Two eager dogs did her pursue in chace.
Of which the one was blacke, the other white:
With deadly force so in their cruell race
They pincht the haunches of that gentle beast,
That at the last, and in short time, I spide,
Under a rocke, where she alas, opprest,
Fell to the ground, and there untimely dide.
Cruell death vanquishing so noble beautie
Oft makes me wayle so hard a desire.”
The rhyme scheme of a Petrarchan sonnet features the first eight lines, called an octet, which rhymes as abba–abba–cdc–dcd. The remaining six lines are called a sestet, and might have a range of rhyme schemes.
Example #2: Sonnet 1 (By William Shakespeare)
“From fairest creatures we desire increase,
That thereby beauty’s rose might never die.
But as the riper should by time decease,
His tender heir might bear his memory:
But thou, contracted to thine own bright eyes,
Feed’st thy light’s flame with self-substantial fuel,
Making a famine where abundance lies,
Thyself thy foe, to thy sweet self too cruel.
Thou that art now the world’s fresh ornament
And only herald to the gaudy spring,
Within thine own bud buriest thy content
And, tender churl, mak’st waste in niggarding.
Pity the world, or else this glutton be,
To eat the world’s due, by the grave and thee…”
The rhyme scheme of the Shakespearian sonnet is abab–cdcd–efef–gg, which is difficult to follow. Hence, only Shakespeare is known to have done it.
Example #3: Amoretti (By Edmund Spenser)
Sir Edmund Spenser was the first poet who modified the Petrarch’s form, and introduced a new rhyme scheme as follows:
“What guile is this, that those her golden tresses
She doth attire under a net of gold;
And with sly skill so cunningly them dresses,
That which is gold or hair, may scarce be told?
Is it that men’s frail eyes, which gaze too bold,

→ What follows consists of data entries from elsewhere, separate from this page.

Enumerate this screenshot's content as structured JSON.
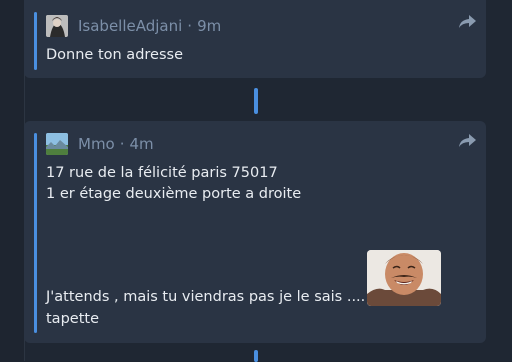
{
  "colors": {
    "background": "#1e2530",
    "card": "#2a3444",
    "accent": "#4a8fe0",
    "meta_text": "#7c8fa8",
    "body_text": "#e8ecf1"
  },
  "messages": [
    {
      "username": "IsabelleAdjani",
      "separator": "·",
      "time": "9m",
      "avatar": "user-avatar-photo",
      "lines": [
        "Donne ton adresse"
      ],
      "action_icon": "share-forward-icon"
    },
    {
      "username": "Mmo",
      "separator": "·",
      "time": "4m",
      "avatar": "user-avatar-landscape",
      "lines": [
        "17 rue de la félicité paris 75017",
        "1 er étage deuxième porte a droite",
        "J'attends , mais tu viendras pas je le sais ....",
        "tapette"
      ],
      "sticker": "laughing-man-sticker",
      "action_icon": "share-forward-icon"
    }
  ]
}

She may entangle in that golden snare;
And being caught may craftily enfold
Their weaker hearts, which are not yet well aware?
Take heed therefore, mine eyes, how ye do stare
Henceforth too rashly on that guileful net,
In which if ever ye entrapped are,
Out of her bands ye by no means shall get.
Folly it were for any being free,
To covet fetters, though they golden be.”
The rhyme scheme in this sonnet is abab–bcbc–cdcd–ee, which is specific to Spenser, and such types of sonnets are called Spenserian sonnets.
Function of Sonnet
The sonnet has become popular among different poets because it has a great adaptability to different purposes and requirements. Rhythms are strictly followed. It could be a perfect poetic style for elaboration or expression of a single feeling or thought, with its short length in iambic pentameter. In fact, it gives an ideal setting for a poet to explore strong emotions. Due to its short length, it is easy to manage for both the writer and the reader.